After an extended period of consultation, lasting two years, a significantly revised “block exemption” for insurance industry activities came in to effect on 1 April 2010. This measure, in essence, tells the EU’s insurance industry what forms of inter-insurance company cooperation are considered to be acceptable from a competition perspective and establishes, what are often referred to as, “safe havens.” Not many now remain. The predecessor, Regulation 358/2003, provided for four types of insurance company collaboration safe havens. That has now been whittled down to two: (i) so-called joint compilations, tables and studies; and (ii) common coverage of certain types of risks (i.e. co-insurance pools). Eliminated from the new block exemption are: (i) the joint establishment of non-binding standard policy conditions; and (ii) the joint testing and acceptance of security devices.

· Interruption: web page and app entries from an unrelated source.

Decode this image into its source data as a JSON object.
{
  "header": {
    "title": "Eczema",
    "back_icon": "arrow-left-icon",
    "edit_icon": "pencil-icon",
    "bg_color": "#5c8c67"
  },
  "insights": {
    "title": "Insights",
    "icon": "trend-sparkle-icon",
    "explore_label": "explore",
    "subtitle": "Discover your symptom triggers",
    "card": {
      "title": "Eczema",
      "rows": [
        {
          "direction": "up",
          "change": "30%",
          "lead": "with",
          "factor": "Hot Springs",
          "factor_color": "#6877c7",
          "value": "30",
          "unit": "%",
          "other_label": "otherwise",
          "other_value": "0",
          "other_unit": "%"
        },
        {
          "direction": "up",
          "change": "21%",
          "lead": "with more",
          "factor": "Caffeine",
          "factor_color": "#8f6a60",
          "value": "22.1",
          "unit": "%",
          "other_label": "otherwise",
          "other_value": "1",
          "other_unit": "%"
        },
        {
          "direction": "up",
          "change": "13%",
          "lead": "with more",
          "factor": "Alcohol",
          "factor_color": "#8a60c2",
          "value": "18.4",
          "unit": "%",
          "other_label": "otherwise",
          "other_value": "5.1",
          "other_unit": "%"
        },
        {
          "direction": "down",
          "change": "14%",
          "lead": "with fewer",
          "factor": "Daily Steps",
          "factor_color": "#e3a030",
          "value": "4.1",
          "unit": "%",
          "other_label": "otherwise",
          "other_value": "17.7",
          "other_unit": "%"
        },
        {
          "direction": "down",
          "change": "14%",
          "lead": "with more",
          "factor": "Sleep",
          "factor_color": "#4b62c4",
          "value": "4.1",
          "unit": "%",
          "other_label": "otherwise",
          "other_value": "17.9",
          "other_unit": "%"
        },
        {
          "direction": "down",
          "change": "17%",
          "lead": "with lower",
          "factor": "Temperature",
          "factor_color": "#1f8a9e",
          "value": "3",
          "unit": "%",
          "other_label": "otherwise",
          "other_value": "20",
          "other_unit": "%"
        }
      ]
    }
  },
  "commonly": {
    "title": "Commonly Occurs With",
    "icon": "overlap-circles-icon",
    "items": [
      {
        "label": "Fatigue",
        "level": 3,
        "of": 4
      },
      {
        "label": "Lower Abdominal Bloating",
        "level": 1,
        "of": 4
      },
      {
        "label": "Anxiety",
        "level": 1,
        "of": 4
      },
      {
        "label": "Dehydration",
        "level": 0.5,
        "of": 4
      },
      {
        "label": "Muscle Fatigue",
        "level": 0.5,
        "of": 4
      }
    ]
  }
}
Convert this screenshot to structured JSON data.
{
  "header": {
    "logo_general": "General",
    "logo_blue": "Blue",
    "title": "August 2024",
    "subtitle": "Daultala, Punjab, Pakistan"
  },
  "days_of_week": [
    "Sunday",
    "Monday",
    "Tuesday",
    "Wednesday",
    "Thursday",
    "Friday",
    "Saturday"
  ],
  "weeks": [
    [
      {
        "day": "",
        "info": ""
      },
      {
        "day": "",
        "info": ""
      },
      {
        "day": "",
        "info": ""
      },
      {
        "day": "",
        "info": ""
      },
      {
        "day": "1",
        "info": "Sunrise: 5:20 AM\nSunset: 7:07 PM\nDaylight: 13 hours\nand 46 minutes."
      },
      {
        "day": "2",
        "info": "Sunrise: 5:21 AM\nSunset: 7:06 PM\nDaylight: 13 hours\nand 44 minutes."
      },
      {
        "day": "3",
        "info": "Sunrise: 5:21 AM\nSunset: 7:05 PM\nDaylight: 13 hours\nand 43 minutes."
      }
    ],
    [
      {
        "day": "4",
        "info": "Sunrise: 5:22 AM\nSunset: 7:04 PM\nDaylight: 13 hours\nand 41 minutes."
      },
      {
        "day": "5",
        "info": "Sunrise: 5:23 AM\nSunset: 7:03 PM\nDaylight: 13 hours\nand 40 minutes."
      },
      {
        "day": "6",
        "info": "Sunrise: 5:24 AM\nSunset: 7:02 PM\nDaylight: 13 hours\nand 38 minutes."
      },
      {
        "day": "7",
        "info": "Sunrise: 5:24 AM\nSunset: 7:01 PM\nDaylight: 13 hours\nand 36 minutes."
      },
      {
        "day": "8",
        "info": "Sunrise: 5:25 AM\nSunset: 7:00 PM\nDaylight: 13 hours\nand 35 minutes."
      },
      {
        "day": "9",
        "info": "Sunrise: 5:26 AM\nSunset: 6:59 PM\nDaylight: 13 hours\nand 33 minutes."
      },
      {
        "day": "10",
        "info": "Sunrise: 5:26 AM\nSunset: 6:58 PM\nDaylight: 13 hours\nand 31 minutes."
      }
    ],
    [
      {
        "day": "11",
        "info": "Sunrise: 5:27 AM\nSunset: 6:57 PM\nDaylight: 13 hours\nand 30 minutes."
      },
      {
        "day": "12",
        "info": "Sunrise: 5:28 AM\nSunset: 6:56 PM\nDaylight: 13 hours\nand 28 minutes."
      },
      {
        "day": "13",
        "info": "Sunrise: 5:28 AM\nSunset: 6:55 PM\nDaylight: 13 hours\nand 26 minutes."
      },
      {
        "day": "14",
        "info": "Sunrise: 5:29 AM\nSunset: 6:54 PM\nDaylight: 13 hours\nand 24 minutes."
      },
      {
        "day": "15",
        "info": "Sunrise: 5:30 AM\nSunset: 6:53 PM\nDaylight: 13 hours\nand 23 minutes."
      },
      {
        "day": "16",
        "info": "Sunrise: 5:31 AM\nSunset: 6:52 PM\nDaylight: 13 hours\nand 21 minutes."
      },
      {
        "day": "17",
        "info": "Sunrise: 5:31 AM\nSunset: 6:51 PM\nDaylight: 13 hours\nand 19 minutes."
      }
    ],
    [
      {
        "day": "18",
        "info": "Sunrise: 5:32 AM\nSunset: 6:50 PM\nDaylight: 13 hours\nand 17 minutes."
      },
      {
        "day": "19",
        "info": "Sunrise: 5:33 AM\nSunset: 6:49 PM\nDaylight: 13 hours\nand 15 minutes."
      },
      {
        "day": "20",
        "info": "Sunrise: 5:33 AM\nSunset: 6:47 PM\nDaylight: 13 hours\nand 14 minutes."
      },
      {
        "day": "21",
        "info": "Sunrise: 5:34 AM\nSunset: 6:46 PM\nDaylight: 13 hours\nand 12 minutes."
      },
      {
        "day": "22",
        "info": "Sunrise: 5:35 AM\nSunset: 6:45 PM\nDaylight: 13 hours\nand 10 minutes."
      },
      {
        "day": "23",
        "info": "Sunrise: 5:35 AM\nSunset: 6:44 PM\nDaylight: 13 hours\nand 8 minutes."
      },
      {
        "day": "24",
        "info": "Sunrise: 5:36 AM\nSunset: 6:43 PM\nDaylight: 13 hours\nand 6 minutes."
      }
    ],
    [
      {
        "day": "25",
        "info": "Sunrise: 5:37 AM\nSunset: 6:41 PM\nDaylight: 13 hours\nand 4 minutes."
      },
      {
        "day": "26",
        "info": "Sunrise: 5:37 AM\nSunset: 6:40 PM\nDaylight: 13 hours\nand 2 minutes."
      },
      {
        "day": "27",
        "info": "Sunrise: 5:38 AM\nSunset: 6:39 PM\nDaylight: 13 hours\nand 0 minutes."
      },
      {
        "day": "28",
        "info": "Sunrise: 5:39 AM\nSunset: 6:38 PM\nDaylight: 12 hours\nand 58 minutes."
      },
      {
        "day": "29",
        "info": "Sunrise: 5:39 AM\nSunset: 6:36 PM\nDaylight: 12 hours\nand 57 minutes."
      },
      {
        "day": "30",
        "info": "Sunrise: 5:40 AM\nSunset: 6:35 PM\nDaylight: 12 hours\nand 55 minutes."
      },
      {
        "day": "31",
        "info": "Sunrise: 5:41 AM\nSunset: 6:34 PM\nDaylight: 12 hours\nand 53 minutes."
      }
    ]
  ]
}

This does not mean, however, that henceforward agreement between insurance companies on, say, language for a new form of exclusion clause will always infringe the prohibition against anti-competitive agreement as set out in Article 101(1) of the Treaty on the Functioning of the European Union (TFEU), but it does mean that participating insurance undertakings cannot assume that it does not. From now on, insurance companies are going to have to undertake the same balancing of anticompetitive effects versus benefits for consumers, innovation, etc., in accordance with the terms of Article 101(3) TFEU that competitors in most other sectors are currently required to undertake. The two remaining exempted areas are themselves not open-ended. For example, for pools to be exempt, participant companies must not command more than 20 percent of the relevant market in coinsurance situations and a maximum of 25 percent of any co-reinsurance scheme. Several other pre-requisites apply to both categories and insurance companies must ensure that they satisfy them all before they proceed under the assumption that they are exempted.
This is the latest chapter in the European Commission’s programme aimed at ending “special” sectoral arrangements and tidying up the rule book. The shipping markets were the last to go through this process and now, latterly, the insurance world. Although resisted by some, the revisions will make little practical difference. As pointed out by the Commission during the consultation process the insurance industry was already labouring under the misapprehension that all, or at least most, insurance pools were exempted. Frequently, said the Commission, participant carriers made little effort to check the finer detail. Given the Commission’s renewed interest in the sector, particularly since the Commission’s market investigation conducted in 2007, this is perhaps not a mistake they should make again. So, whether exempted or not, insurers are going to have to take care, using either the new Regulation or Article 101(3) of the TFEU, that their arrangements do not infringe.